Three police officers were suspended without pay after their department learned that they were having sex while on city property—serving as a reminder that if the average citizens were caught having sex in city hall, they would have been arrested for lewd behavior while in public. But because police have one standard for themselves and another for the general public, the officers were given only a few days off without pay.

Vía BlackListed News

79 graves uncovered at Sugar Land construction site

The body count continues to rise in Sugar Land where unidentified human remains have been uncovered at a construction site. Officials now report the discovery of 79 graves at the site at University Boulevard and Chatham Avenue, up from the 30 unmarked graves initially reported.

Vía BlackListed News

Libyan oil pipeline attacked by ‘terrorist group’

A Libyan crude pipeline owned by the al-Waha oil company, feeding the port of Es Sider, was set on fire on Saturday causing the loss of between 70,000 barrels per day and 100,000 bpd, state firm NOC said. NOC said on its Twitter feed the cause of the fire on the El-Zkout – Es Sider pipeline was unknown but a Waha source said a “terrorist group” was behind it.

Vía BlackListed News


This week, Microsoft founder Bill Gates announced the Bill and Melinda Gates Foundation would invest $1 billion in the fight against malaria. Speaking at the London Malaria Summit on Wednesday, he urged global leaders to unite in fighting the ancient and deadly disease.

Vía BlackListed News

Top Six Reasons Pompeo Should Not be Secretary of State

NBC is reporting that Mike Pompeo lacks the votes in the Senate Foreign Relations Committee to have his nomination to be Secretary of State be favorably reported out of committee on Monday night. Democrats on the committee have expressed fears

Vía Global Research

Democrats Escalate Anti-Russia Witch Hunt with Lawsuit Linking Trump and Assange as Russian Agents

In a major escalation of the anti-Russia campaign targeting both Moscow and the Trump administration, the Democratic National Committee (DNC) on Friday filed a lawsuit charging the Russian government, the Trump election campaign and top Trump aides, and WikiLeaks and

Vía Global Research

‘Incredible’ News as Banking Giant HSBC Ditches New Coal, Tar Sands, and Offshore Arctic Drilling Projects
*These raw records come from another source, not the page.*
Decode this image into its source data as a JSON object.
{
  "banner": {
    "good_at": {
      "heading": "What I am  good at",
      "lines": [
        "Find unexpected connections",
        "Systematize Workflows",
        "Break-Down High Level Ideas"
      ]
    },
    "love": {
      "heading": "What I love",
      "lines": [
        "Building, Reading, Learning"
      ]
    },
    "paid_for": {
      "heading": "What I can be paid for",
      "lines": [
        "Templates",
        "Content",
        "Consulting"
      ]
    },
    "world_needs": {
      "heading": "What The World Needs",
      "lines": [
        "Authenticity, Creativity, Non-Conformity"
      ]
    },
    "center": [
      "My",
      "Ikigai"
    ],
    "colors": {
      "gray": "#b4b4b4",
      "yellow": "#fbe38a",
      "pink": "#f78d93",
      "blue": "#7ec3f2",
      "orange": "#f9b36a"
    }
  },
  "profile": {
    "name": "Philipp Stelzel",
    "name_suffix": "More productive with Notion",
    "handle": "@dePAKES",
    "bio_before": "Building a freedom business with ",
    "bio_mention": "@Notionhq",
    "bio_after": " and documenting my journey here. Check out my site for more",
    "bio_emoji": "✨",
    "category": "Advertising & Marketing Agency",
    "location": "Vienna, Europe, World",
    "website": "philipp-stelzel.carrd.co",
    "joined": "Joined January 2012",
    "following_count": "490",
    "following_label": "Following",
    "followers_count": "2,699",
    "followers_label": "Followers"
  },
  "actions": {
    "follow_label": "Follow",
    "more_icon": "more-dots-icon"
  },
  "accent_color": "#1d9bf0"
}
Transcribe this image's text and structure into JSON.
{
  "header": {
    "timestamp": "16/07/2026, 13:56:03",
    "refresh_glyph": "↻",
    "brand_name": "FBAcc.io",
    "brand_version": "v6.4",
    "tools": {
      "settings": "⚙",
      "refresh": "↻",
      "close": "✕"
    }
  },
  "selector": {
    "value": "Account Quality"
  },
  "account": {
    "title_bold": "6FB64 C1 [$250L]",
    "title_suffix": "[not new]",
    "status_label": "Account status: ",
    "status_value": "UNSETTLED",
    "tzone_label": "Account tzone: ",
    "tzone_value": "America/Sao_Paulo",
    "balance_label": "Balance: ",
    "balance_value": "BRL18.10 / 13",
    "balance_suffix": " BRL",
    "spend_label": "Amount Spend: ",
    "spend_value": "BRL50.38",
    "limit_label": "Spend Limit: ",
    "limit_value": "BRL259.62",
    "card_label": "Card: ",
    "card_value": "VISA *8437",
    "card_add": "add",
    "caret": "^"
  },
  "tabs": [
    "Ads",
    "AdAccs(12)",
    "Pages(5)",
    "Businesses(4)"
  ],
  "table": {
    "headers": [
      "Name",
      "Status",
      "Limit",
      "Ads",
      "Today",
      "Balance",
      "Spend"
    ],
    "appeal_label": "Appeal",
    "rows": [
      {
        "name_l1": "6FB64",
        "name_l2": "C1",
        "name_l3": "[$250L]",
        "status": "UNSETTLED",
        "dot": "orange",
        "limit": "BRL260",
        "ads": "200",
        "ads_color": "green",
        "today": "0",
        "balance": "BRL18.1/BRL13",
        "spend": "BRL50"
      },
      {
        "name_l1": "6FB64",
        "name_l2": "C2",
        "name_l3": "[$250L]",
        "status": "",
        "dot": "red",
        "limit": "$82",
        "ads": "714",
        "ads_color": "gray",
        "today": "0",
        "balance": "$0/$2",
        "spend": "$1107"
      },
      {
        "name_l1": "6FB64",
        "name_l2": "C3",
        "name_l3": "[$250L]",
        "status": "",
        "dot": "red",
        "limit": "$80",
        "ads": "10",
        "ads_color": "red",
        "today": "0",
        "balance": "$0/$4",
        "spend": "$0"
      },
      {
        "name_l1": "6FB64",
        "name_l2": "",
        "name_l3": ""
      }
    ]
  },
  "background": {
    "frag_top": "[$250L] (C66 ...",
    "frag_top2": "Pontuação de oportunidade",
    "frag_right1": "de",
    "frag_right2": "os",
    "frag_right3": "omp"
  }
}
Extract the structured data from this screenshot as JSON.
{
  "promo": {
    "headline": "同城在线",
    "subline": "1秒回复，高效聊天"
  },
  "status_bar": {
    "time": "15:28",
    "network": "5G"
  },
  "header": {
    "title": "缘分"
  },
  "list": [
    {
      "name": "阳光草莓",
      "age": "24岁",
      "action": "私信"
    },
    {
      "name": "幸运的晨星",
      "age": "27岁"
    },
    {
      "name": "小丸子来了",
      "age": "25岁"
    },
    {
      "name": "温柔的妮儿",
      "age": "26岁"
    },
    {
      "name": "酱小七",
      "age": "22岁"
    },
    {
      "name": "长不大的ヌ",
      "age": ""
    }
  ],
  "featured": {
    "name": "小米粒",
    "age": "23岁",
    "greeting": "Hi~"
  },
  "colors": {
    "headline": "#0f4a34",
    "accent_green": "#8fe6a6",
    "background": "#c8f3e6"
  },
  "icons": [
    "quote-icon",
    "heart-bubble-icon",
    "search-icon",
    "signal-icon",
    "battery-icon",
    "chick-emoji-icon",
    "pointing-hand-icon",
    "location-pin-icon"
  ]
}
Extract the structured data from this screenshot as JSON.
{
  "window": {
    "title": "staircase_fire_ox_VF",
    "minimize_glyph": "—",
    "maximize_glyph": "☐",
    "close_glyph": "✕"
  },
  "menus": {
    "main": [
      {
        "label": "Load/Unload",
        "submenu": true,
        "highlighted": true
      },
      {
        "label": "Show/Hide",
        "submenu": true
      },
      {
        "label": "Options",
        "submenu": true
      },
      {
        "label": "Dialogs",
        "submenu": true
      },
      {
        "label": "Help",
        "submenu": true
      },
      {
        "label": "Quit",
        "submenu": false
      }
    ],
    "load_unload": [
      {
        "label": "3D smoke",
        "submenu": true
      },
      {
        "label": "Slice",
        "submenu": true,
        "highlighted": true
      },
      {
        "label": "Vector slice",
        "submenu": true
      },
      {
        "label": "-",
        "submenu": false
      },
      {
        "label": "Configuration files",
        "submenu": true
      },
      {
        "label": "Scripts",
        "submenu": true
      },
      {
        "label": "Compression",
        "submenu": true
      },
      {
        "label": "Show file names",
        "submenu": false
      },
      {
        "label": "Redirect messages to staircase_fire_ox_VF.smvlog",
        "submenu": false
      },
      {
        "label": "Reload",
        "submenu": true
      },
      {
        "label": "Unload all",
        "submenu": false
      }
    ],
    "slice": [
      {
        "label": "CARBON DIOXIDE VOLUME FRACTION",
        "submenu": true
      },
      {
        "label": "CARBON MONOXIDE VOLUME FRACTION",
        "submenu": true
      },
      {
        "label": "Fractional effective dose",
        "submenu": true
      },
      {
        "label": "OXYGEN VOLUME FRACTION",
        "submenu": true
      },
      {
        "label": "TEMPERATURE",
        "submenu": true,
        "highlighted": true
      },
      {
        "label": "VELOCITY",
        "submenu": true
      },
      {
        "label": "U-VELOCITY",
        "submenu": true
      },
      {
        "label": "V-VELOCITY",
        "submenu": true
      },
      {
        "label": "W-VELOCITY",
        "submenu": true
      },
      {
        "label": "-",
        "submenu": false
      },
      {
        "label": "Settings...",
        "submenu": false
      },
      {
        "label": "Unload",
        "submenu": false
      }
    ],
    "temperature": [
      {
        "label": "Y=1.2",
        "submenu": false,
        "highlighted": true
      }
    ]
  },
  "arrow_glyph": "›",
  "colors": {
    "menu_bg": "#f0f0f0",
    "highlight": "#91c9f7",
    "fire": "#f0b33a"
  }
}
In another signal that “the era of fossil fuels is coming to a close,” Europe’s biggest bank, HSBC, announced Friday that it will no longer fund oil or gas projects in the Arctic, tar sands projects, or most coal projects.

Vía Global Research

Evidence – Novichok Delivery System Patented in the US

Featured image: Main Image – Patent Powder Dispersal Device – filed 2013, patent pending for the delivery of nerve agents, specifically, Novichok and sarin: Examples of nerve agents may include G series such as Tabun (GA), Sarin (GB), Soman (GD),

Vía Global Research